    "Science fiction at its best."

    --Kim Stanley Robinson

    A Young Adult Scifi Saga

    "Lean and hugely engaging ... and highly recommended."

    --Open Letters Monthly, an Arts and Literature Review

    Sheer Fun: The Virga Series

    (Sun of Suns and Queen of Candesce are combined in Cities of the Air)

     β€œAn adventure-filled tale of sword fights and naval battles... the real fun of this coming-of-age tale includes a pirate treasure hunt and grand scale naval invasions set in the cold, far reaches of space. ”
    β€”Kirkus Reviews (listed in top 10 SF novels for 2006)

    "With Queen of Candesce, [Schroeder] has achieved a clockwork balance of deftly paced adventure and humour, set against an intriguing and unique vision of humanity's far future.
    --The Globe and Mail

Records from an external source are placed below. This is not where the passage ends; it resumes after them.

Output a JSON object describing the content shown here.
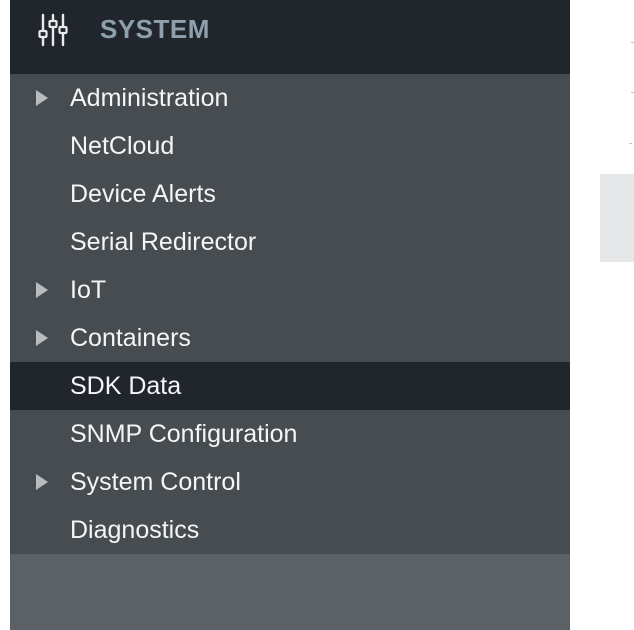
{
  "sidebar": {
    "header": {
      "title": "SYSTEM",
      "icon": "sliders-icon"
    },
    "items": [
      {
        "label": "Administration",
        "expandable": true,
        "active": false
      },
      {
        "label": "NetCloud",
        "expandable": false,
        "active": false
      },
      {
        "label": "Device Alerts",
        "expandable": false,
        "active": false
      },
      {
        "label": "Serial Redirector",
        "expandable": false,
        "active": false
      },
      {
        "label": "IoT",
        "expandable": true,
        "active": false
      },
      {
        "label": "Containers",
        "expandable": true,
        "active": false
      },
      {
        "label": "SDK Data",
        "expandable": false,
        "active": true
      },
      {
        "label": "SNMP Configuration",
        "expandable": false,
        "active": false
      },
      {
        "label": "System Control",
        "expandable": true,
        "active": false
      },
      {
        "label": "Diagnostics",
        "expandable": false,
        "active": false
      }
    ]
  },
  "colors": {
    "header_bg": "#21262c",
    "menu_bg": "#474c51",
    "active_bg": "#21262c",
    "footer_bg": "#5c6166",
    "header_text": "#8fa0ad",
    "menu_text": "#f4f5f6",
    "arrow": "#b8bcbf"
  }
}
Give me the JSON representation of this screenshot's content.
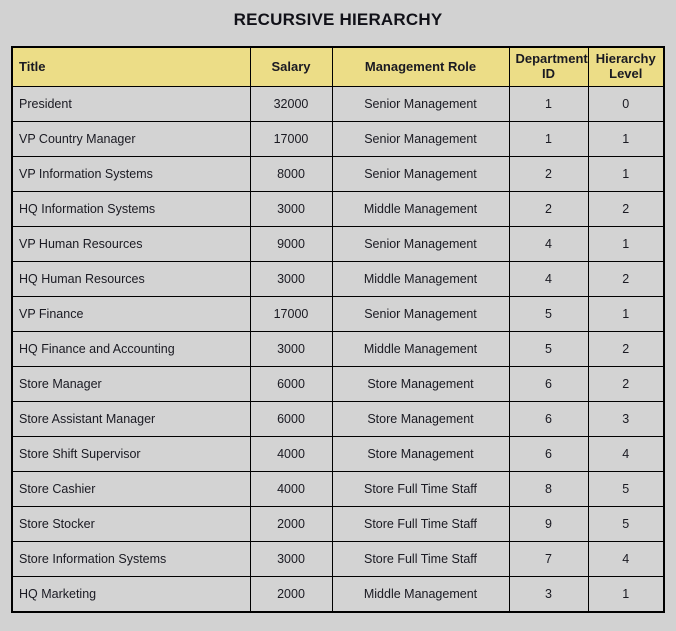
{
  "report": {
    "title": "RECURSIVE HIERARCHY"
  },
  "colors": {
    "page_background": "#d2d2d2",
    "header_fill": "#ecdd87",
    "body_fill": "#d3d3d3",
    "hierarchy_level_fill": "#ffc0c0",
    "border": "#000000",
    "text": "#1a1a22"
  },
  "table": {
    "columns": [
      {
        "key": "title",
        "label": "Title",
        "align": "left"
      },
      {
        "key": "salary",
        "label": "Salary",
        "align": "center"
      },
      {
        "key": "role",
        "label": "Management Role",
        "align": "center"
      },
      {
        "key": "dept_id",
        "label": "Department ID",
        "align": "center"
      },
      {
        "key": "hierarchy_level",
        "label": "Hierarchy Level",
        "align": "center"
      }
    ],
    "rows": [
      {
        "title": "President",
        "salary": "32000",
        "role": "Senior Management",
        "dept_id": "1",
        "hierarchy_level": "0"
      },
      {
        "title": "VP Country Manager",
        "salary": "17000",
        "role": "Senior Management",
        "dept_id": "1",
        "hierarchy_level": "1"
      },
      {
        "title": "VP Information Systems",
        "salary": "8000",
        "role": "Senior Management",
        "dept_id": "2",
        "hierarchy_level": "1"
      },
      {
        "title": "HQ Information Systems",
        "salary": "3000",
        "role": "Middle Management",
        "dept_id": "2",
        "hierarchy_level": "2"
      },
      {
        "title": "VP Human Resources",
        "salary": "9000",
        "role": "Senior Management",
        "dept_id": "4",
        "hierarchy_level": "1"
      },
      {
        "title": "HQ Human Resources",
        "salary": "3000",
        "role": "Middle Management",
        "dept_id": "4",
        "hierarchy_level": "2"
      },
      {
        "title": "VP Finance",
        "salary": "17000",
        "role": "Senior Management",
        "dept_id": "5",
        "hierarchy_level": "1"
      },
      {
        "title": "HQ Finance and Accounting",
        "salary": "3000",
        "role": "Middle Management",
        "dept_id": "5",
        "hierarchy_level": "2"
      },
      {
        "title": "Store Manager",
        "salary": "6000",
        "role": "Store Management",
        "dept_id": "6",
        "hierarchy_level": "2"
      },
      {
        "title": "Store Assistant Manager",
        "salary": "6000",
        "role": "Store Management",
        "dept_id": "6",
        "hierarchy_level": "3"
      },
      {
        "title": "Store Shift Supervisor",
        "salary": "4000",
        "role": "Store Management",
        "dept_id": "6",
        "hierarchy_level": "4"
      },
      {
        "title": "Store Cashier",
        "salary": "4000",
        "role": "Store Full Time Staff",
        "dept_id": "8",
        "hierarchy_level": "5"
      },
      {
        "title": "Store Stocker",
        "salary": "2000",
        "role": "Store Full Time Staff",
        "dept_id": "9",
        "hierarchy_level": "5"
      },
      {
        "title": "Store Information Systems",
        "salary": "3000",
        "role": "Store Full Time Staff",
        "dept_id": "7",
        "hierarchy_level": "4"
      },
      {
        "title": "HQ Marketing",
        "salary": "2000",
        "role": "Middle Management",
        "dept_id": "3",
        "hierarchy_level": "1"
      }
    ]
  }
}
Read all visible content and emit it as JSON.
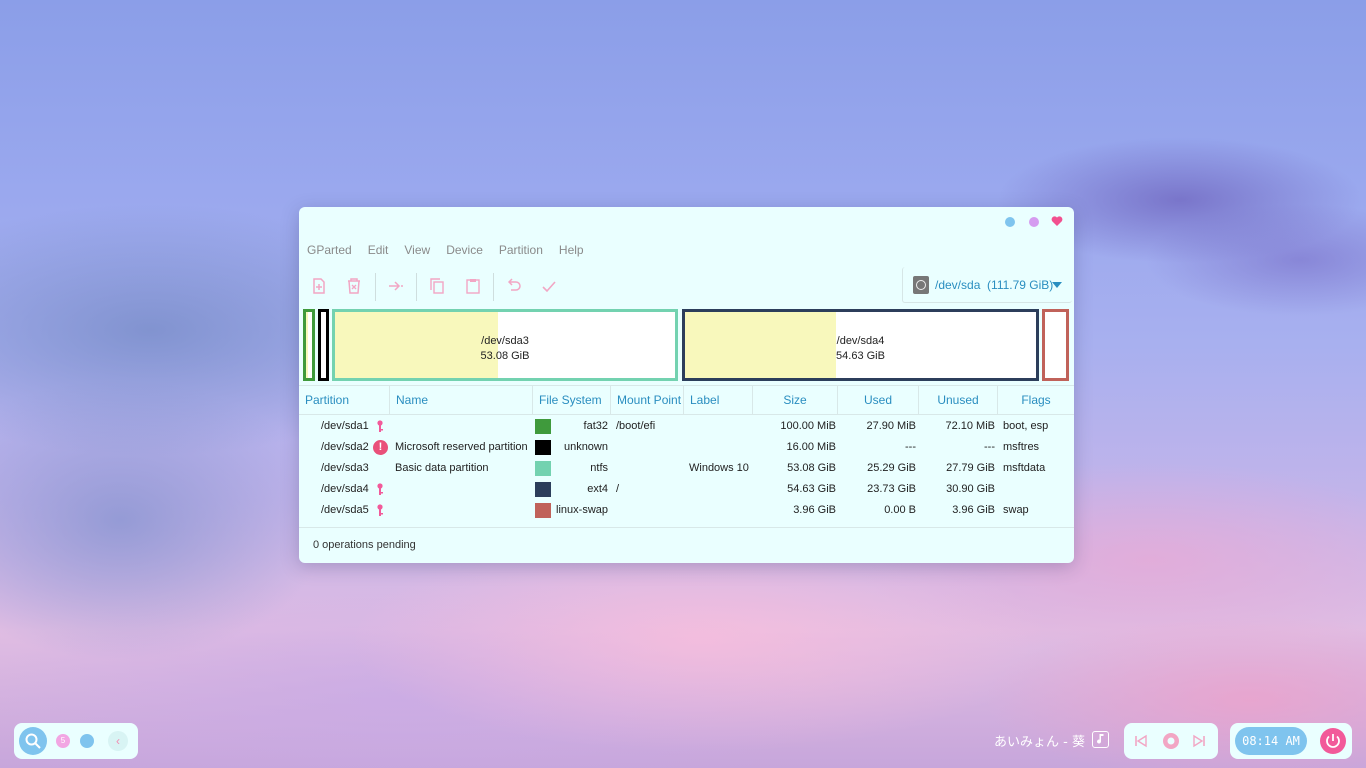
{
  "menubar": [
    "GParted",
    "Edit",
    "View",
    "Device",
    "Partition",
    "Help"
  ],
  "device": {
    "name": "/dev/sda",
    "size": "(111.79 GiB)"
  },
  "partition_map": [
    {
      "name": "",
      "size": "",
      "color": "#3f9a3c",
      "used_fraction": 0.28
    },
    {
      "name": "",
      "size": "",
      "color": "#000000",
      "used_fraction": 0
    },
    {
      "name": "/dev/sda3",
      "size": "53.08 GiB",
      "color": "#73d2b0",
      "used_fraction": 0.48
    },
    {
      "name": "/dev/sda4",
      "size": "54.63 GiB",
      "color": "#2c3e5b",
      "used_fraction": 0.43
    },
    {
      "name": "",
      "size": "",
      "color": "#c0625a",
      "used_fraction": 0
    }
  ],
  "columns": [
    "Partition",
    "Name",
    "File System",
    "Mount Point",
    "Label",
    "Size",
    "Used",
    "Unused",
    "Flags"
  ],
  "rows": [
    {
      "partition": "/dev/sda1",
      "name": "",
      "fs": "fat32",
      "fs_color": "#3f9a3c",
      "mount": "/boot/efi",
      "label": "",
      "size": "100.00 MiB",
      "used": "27.90 MiB",
      "unused": "72.10 MiB",
      "flags": "boot, esp",
      "icon": "key"
    },
    {
      "partition": "/dev/sda2",
      "name": "Microsoft reserved partition",
      "fs": "unknown",
      "fs_color": "#000000",
      "mount": "",
      "label": "",
      "size": "16.00 MiB",
      "used": "---",
      "unused": "---",
      "flags": "msftres",
      "icon": "warning"
    },
    {
      "partition": "/dev/sda3",
      "name": "Basic data partition",
      "fs": "ntfs",
      "fs_color": "#73d2b0",
      "mount": "",
      "label": "Windows 10",
      "size": "53.08 GiB",
      "used": "25.29 GiB",
      "unused": "27.79 GiB",
      "flags": "msftdata",
      "icon": ""
    },
    {
      "partition": "/dev/sda4",
      "name": "",
      "fs": "ext4",
      "fs_color": "#2c3e5b",
      "mount": "/",
      "label": "",
      "size": "54.63 GiB",
      "used": "23.73 GiB",
      "unused": "30.90 GiB",
      "flags": "",
      "icon": "key"
    },
    {
      "partition": "/dev/sda5",
      "name": "",
      "fs": "linux-swap",
      "fs_color": "#c0625a",
      "mount": "",
      "label": "",
      "size": "3.96 GiB",
      "used": "0.00 B",
      "unused": "3.96 GiB",
      "flags": "swap",
      "icon": "key"
    }
  ],
  "status": "0 operations pending",
  "dock": {
    "workspace_badge": "5",
    "collapse_glyph": "‹"
  },
  "music": {
    "track": "あいみょん - 葵"
  },
  "clock": {
    "time": "08:14 AM"
  }
}
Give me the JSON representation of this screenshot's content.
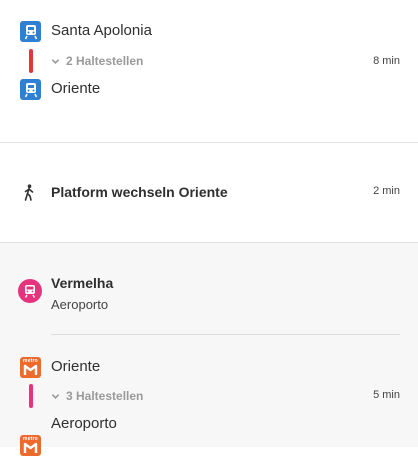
{
  "train_leg": {
    "from_stop": "Santa Apolonia",
    "stops_label": "2 Haltestellen",
    "duration": "8 min",
    "to_stop": "Oriente",
    "line_color": "#e0363e",
    "icon": "train-icon"
  },
  "walk_leg": {
    "title": "Platform wechseln Oriente",
    "duration": "2 min",
    "icon": "walking-person-icon"
  },
  "metro_leg": {
    "line_name": "Vermelha",
    "direction": "Aeroporto",
    "from_stop": "Oriente",
    "stops_label": "3 Haltestellen",
    "duration": "5 min",
    "to_stop": "Aeroporto",
    "line_color": "#e5337d",
    "icon_label": "metro",
    "icon": "metro-icon"
  }
}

    "[Pirate Sun] is fun in the same league as the best SF ever has had to offer, fully as exciting and full of cool science as work from the golden age of SF, but with characterization and plot layering equal to the scrutiny of critical appraisers."

    "...A rollicking good read... fun, bookish, and full of insane air battles"

    "A grand flying-pirate-ship-chases-and-escapes-and-meetings-with-monsters adventure, and it ends not with a debate or a seminar but with a gigantic zero-gee battle around Candesce, a climactic unmasking and showdown, just desserts, and other satisfying stuff."